One of the biggest space events in recent history will take place on August 21. Prepare for the 2017 solar eclipse to see celestial STEM in action!
The last time a total solar eclipse was visible to the continental United States was way back in 1979 – long before you (and some of your teachers) were born! Observing this year’s solar eclipse on August 21 is extremely important for everyone to witness as the moon moves in front of, and completely blocks, the sun and its surrounding area, also known as its corona – but there are a few things to know before viewing this extraordinary event. By learning about the best viewing locations and safety precautions, prepare to see one of STEM’s greatest natural events.

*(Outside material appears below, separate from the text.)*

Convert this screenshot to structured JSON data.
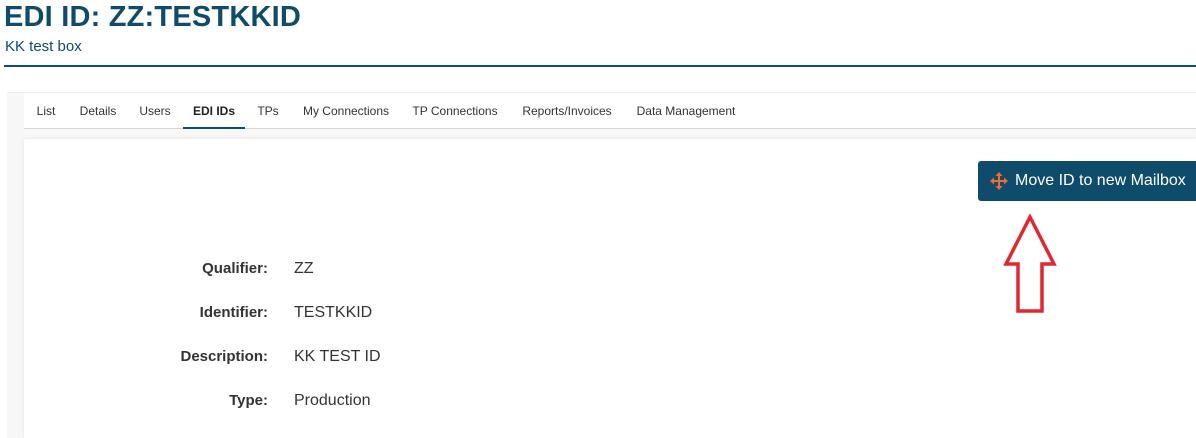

Be Prepared. Be Safe.
It might not seem to be a big deal, but the solar eclipse can be dangerous and you’re going to need a bit more than sunscreen and sunglasses to stay safe. Looking directly at the sun is always risky, but during a solar eclipse, the dangers increase and could result in burned retinas. Special solar eclipse glasses are necessary to safely view the sun during this time and some libraries and organizations, such as eye-wear company Warby Parker, are offering complimentary pairs, while other options are available in stores and online. If glasses are sold out or unavailable, solar viewers, pinhole projectors, and sun funnels can be made at home or in class for little or no cost. These projects can be a lot of fun to work on with parents, siblings, friends, teachers, and classmates, but check with an adult before creating any of these tools.
Location, Location, Location
Viewers who are located in the eclipse’s path of totality, which stretches over 14 states from Lincoln Beach, Oregon to Charleston, South Carolina, will be able to see the entire event, says NASA. In addition to Oregon and South Carolina, the total solar eclipse will be visible in areas of Montana, Idaho, Wyoming, Nebraska, Iowa, Kansas, Missouri, Illinois, Kentucky, Tennessee, Georgia, and North Carolina. Outside this zone, a partial solar eclipse will be visible for STEM enthusiasts in regions of North and South America, Africa, and Europe. While the eclipse will last for a few hours, the totality is visible for only minutes.